■ Aim of the exercise:
Without any pictures, the records below should be reproduced exactly.

■ Given data:
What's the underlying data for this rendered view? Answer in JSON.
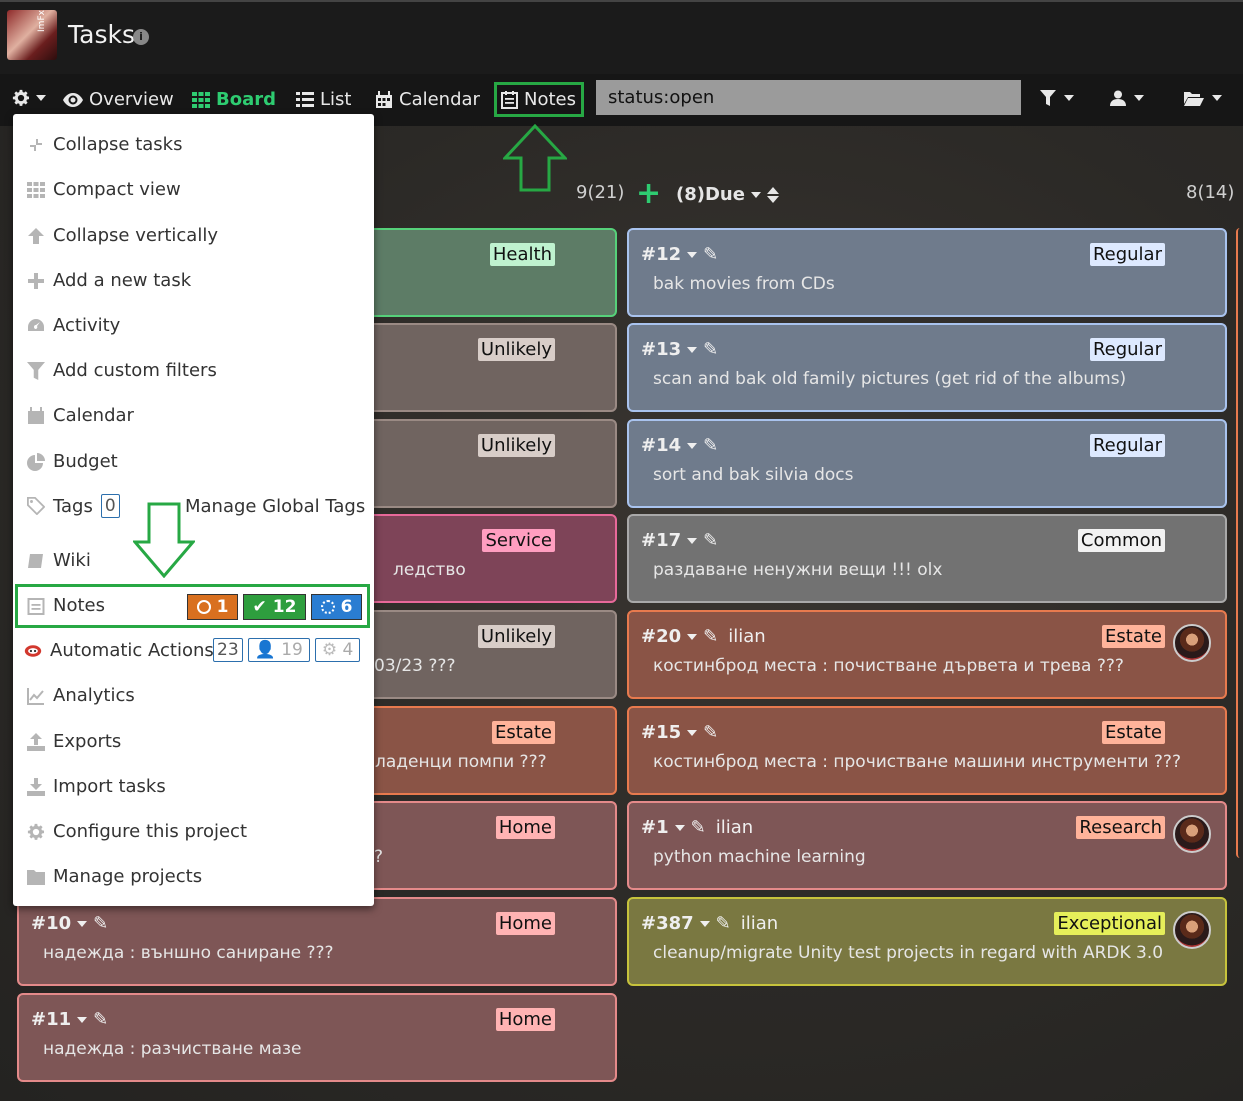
{
  "header": {
    "title": "Tasks",
    "logo_text": "ImFx"
  },
  "nav": {
    "overview": "Overview",
    "board": "Board",
    "list": "List",
    "calendar": "Calendar",
    "notes": "Notes",
    "search_value": "status:open"
  },
  "columns": {
    "left_count": "9(21)",
    "due_title": "(8)Due",
    "due_count": "8(14)"
  },
  "menu": {
    "items": [
      {
        "label": "Collapse tasks",
        "icon": "collapse-icon"
      },
      {
        "label": "Compact view",
        "icon": "grid-icon"
      },
      {
        "label": "Collapse vertically",
        "icon": "arrow-up-icon"
      },
      {
        "label": "Add a new task",
        "icon": "plus-icon"
      },
      {
        "label": "Activity",
        "icon": "dashboard-icon"
      },
      {
        "label": "Add custom filters",
        "icon": "filter-icon"
      },
      {
        "label": "Calendar",
        "icon": "calendar-icon"
      },
      {
        "label": "Budget",
        "icon": "pie-icon"
      },
      {
        "label": "Tags",
        "icon": "tags-icon"
      },
      {
        "label": "Wiki",
        "icon": "book-icon"
      },
      {
        "label": "Notes",
        "icon": "notes-icon"
      },
      {
        "label": "Automatic Actions",
        "icon": "robot-icon"
      },
      {
        "label": "Analytics",
        "icon": "line-chart-icon"
      },
      {
        "label": "Exports",
        "icon": "upload-icon"
      },
      {
        "label": "Import tasks",
        "icon": "download-icon"
      },
      {
        "label": "Configure this project",
        "icon": "gear-icon"
      },
      {
        "label": "Manage projects",
        "icon": "folder-icon"
      }
    ],
    "tags_count": "0",
    "manage_global_tags": "Manage Global Tags",
    "notes_badges": {
      "open": "1",
      "done": "12",
      "progress": "6"
    },
    "actions_counts": {
      "total": "23",
      "user": "19",
      "system": "4"
    }
  },
  "left_cards": [
    {
      "tag": "Health",
      "text": ""
    },
    {
      "tag": "Unlikely",
      "text": ""
    },
    {
      "tag": "Unlikely",
      "text": ""
    },
    {
      "tag": "Service",
      "text": "ледство"
    },
    {
      "tag": "Unlikely",
      "text": "03/23 ???"
    },
    {
      "tag": "Estate",
      "text": "ладенци помпи ???"
    },
    {
      "tag": "Home",
      "text": "?"
    },
    {
      "id": "#10",
      "tag": "Home",
      "text": "надежда : външно саниране ???"
    },
    {
      "id": "#11",
      "tag": "Home",
      "text": "надежда : разчистване мазе"
    }
  ],
  "due_cards": [
    {
      "id": "#12",
      "owner": "",
      "tag": "Regular",
      "text": "bak movies from CDs"
    },
    {
      "id": "#13",
      "owner": "",
      "tag": "Regular",
      "text": "scan and bak old family pictures (get rid of the albums)"
    },
    {
      "id": "#14",
      "owner": "",
      "tag": "Regular",
      "text": "sort and bak silvia docs"
    },
    {
      "id": "#17",
      "owner": "",
      "tag": "Common",
      "text": "раздаване ненужни вещи !!! olx"
    },
    {
      "id": "#20",
      "owner": "ilian",
      "tag": "Estate",
      "text": "костинброд места : почистване дървета и трева ???"
    },
    {
      "id": "#15",
      "owner": "",
      "tag": "Estate",
      "text": "костинброд места : прочистване машини инструменти ???"
    },
    {
      "id": "#1",
      "owner": "ilian",
      "tag": "Research",
      "text": "python machine learning"
    },
    {
      "id": "#387",
      "owner": "ilian",
      "tag": "Exceptional",
      "text": "cleanup/migrate Unity test projects in regard with ARDK 3.0"
    }
  ],
  "colors": {
    "accent_green": "#2ecc71",
    "highlight_green": "#27a844"
  }
}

■ Expected answer:
What's the underlying data for this rendered view? Answer in JSON.
{
  "header": {
    "title": "Tasks",
    "logo_text": "ImFx"
  },
  "nav": {
    "overview": "Overview",
    "board": "Board",
    "list": "List",
    "calendar": "Calendar",
    "notes": "Notes",
    "search_value": "status:open"
  },
  "columns": {
    "left_count": "9(21)",
    "due_title": "(8)Due",
    "due_count": "8(14)"
  },
  "menu": {
    "items": [
      {
        "label": "Collapse tasks",
        "icon": "collapse-icon"
      },
      {
        "label": "Compact view",
        "icon": "grid-icon"
      },
      {
        "label": "Collapse vertically",
        "icon": "arrow-up-icon"
      },
      {
        "label": "Add a new task",
        "icon": "plus-icon"
      },
      {
        "label": "Activity",
        "icon": "dashboard-icon"
      },
      {
        "label": "Add custom filters",
        "icon": "filter-icon"
      },
      {
        "label": "Calendar",
        "icon": "calendar-icon"
      },
      {
        "label": "Budget",
        "icon": "pie-icon"
      },
      {
        "label": "Tags",
        "icon": "tags-icon"
      },
      {
        "label": "Wiki",
        "icon": "book-icon"
      },
      {
        "label": "Notes",
        "icon": "notes-icon"
      },
      {
        "label": "Automatic Actions",
        "icon": "robot-icon"
      },
      {
        "label": "Analytics",
        "icon": "line-chart-icon"
      },
      {
        "label": "Exports",
        "icon": "upload-icon"
      },
      {
        "label": "Import tasks",
        "icon": "download-icon"
      },
      {
        "label": "Configure this project",
        "icon": "gear-icon"
      },
      {
        "label": "Manage projects",
        "icon": "folder-icon"
      }
    ],
    "tags_count": "0",
    "manage_global_tags": "Manage Global Tags",
    "notes_badges": {
      "open": "1",
      "done": "12",
      "progress": "6"
    },
    "actions_counts": {
      "total": "23",
      "user": "19",
      "system": "4"
    }
  },
  "left_cards": [
    {
      "tag": "Health",
      "text": ""
    },
    {
      "tag": "Unlikely",
      "text": ""
    },
    {
      "tag": "Unlikely",
      "text": ""
    },
    {
      "tag": "Service",
      "text": "ледство"
    },
    {
      "tag": "Unlikely",
      "text": "03/23 ???"
    },
    {
      "tag": "Estate",
      "text": "ладенци помпи ???"
    },
    {
      "tag": "Home",
      "text": "?"
    },
    {
      "id": "#10",
      "tag": "Home",
      "text": "надежда : външно саниране ???"
    },
    {
      "id": "#11",
      "tag": "Home",
      "text": "надежда : разчистване мазе"
    }
  ],
  "due_cards": [
    {
      "id": "#12",
      "owner": "",
      "tag": "Regular",
      "text": "bak movies from CDs"
    },
    {
      "id": "#13",
      "owner": "",
      "tag": "Regular",
      "text": "scan and bak old family pictures (get rid of the albums)"
    },
    {
      "id": "#14",
      "owner": "",
      "tag": "Regular",
      "text": "sort and bak silvia docs"
    },
    {
      "id": "#17",
      "owner": "",
      "tag": "Common",
      "text": "раздаване ненужни вещи !!! olx"
    },
    {
      "id": "#20",
      "owner": "ilian",
      "tag": "Estate",
      "text": "костинброд места : почистване дървета и трева ???"
    },
    {
      "id": "#15",
      "owner": "",
      "tag": "Estate",
      "text": "костинброд места : прочистване машини инструменти ???"
    },
    {
      "id": "#1",
      "owner": "ilian",
      "tag": "Research",
      "text": "python machine learning"
    },
    {
      "id": "#387",
      "owner": "ilian",
      "tag": "Exceptional",
      "text": "cleanup/migrate Unity test projects in regard with ARDK 3.0"
    }
  ],
  "colors": {
    "accent_green": "#2ecc71",
    "highlight_green": "#27a844"
  }
}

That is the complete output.